The output should be all lines of the entries below in which the word "message" occurs.
[[ Listed entries open ]]
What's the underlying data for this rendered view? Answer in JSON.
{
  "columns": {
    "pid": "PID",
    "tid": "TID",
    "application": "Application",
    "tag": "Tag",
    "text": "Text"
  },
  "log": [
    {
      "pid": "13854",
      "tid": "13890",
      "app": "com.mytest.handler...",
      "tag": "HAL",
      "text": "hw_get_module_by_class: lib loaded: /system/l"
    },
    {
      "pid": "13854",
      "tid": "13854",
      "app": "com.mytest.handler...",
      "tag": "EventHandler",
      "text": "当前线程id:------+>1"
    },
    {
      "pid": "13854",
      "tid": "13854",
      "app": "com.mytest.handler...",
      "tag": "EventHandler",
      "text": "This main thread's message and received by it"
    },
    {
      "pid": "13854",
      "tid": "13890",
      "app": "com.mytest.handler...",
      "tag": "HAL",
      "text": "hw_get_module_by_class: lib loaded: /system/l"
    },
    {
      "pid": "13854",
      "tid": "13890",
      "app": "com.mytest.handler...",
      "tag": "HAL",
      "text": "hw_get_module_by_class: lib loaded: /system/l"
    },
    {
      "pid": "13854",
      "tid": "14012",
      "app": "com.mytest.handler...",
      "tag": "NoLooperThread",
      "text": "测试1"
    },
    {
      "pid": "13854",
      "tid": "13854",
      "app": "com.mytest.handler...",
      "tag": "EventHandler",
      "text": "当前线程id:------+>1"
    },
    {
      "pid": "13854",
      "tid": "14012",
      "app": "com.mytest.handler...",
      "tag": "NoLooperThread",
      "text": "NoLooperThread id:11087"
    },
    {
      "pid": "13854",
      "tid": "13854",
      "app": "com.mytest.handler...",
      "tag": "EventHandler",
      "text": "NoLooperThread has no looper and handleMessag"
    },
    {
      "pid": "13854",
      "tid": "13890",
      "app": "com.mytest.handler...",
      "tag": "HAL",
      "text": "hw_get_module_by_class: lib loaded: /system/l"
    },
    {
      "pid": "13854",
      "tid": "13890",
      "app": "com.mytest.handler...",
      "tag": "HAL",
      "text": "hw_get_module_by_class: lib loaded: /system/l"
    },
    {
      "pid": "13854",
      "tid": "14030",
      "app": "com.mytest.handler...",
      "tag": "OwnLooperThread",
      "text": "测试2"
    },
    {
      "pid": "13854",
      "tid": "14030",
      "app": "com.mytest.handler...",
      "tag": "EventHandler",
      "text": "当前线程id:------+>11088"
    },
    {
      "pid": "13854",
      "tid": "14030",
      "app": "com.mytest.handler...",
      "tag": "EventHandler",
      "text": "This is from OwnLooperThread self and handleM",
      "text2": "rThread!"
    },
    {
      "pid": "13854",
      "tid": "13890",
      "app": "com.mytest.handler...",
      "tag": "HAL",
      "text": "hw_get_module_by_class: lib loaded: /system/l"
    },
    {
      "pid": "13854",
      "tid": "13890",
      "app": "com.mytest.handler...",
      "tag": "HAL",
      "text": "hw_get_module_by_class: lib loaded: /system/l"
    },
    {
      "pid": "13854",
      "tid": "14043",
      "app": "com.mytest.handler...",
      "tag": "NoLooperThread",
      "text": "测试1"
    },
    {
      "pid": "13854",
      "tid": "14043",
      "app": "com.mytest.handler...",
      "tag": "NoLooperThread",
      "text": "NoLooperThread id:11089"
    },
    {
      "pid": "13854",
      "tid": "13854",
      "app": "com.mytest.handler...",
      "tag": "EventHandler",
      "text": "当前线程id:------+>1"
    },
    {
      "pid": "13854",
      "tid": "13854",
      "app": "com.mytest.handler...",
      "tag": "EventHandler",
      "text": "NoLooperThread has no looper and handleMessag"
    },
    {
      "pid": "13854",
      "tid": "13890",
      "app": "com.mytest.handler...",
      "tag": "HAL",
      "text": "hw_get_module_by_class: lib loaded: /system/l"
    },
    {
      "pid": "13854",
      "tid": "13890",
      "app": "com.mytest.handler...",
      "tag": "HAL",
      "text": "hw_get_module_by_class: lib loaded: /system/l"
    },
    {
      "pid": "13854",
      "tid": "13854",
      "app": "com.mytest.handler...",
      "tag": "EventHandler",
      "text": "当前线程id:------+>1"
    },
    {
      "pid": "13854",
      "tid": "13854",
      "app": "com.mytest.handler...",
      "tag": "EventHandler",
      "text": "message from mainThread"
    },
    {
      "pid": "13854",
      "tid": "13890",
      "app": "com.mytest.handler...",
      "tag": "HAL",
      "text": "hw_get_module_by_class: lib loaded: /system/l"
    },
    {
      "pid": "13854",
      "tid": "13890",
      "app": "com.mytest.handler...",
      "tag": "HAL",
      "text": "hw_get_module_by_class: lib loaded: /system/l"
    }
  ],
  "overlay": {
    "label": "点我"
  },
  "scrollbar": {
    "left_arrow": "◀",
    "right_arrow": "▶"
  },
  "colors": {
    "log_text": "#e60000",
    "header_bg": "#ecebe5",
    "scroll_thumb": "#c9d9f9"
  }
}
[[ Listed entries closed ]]
▶ _Result of the task_
      "text": "This main thread's message and received by it"
      "text": "message from mainThread"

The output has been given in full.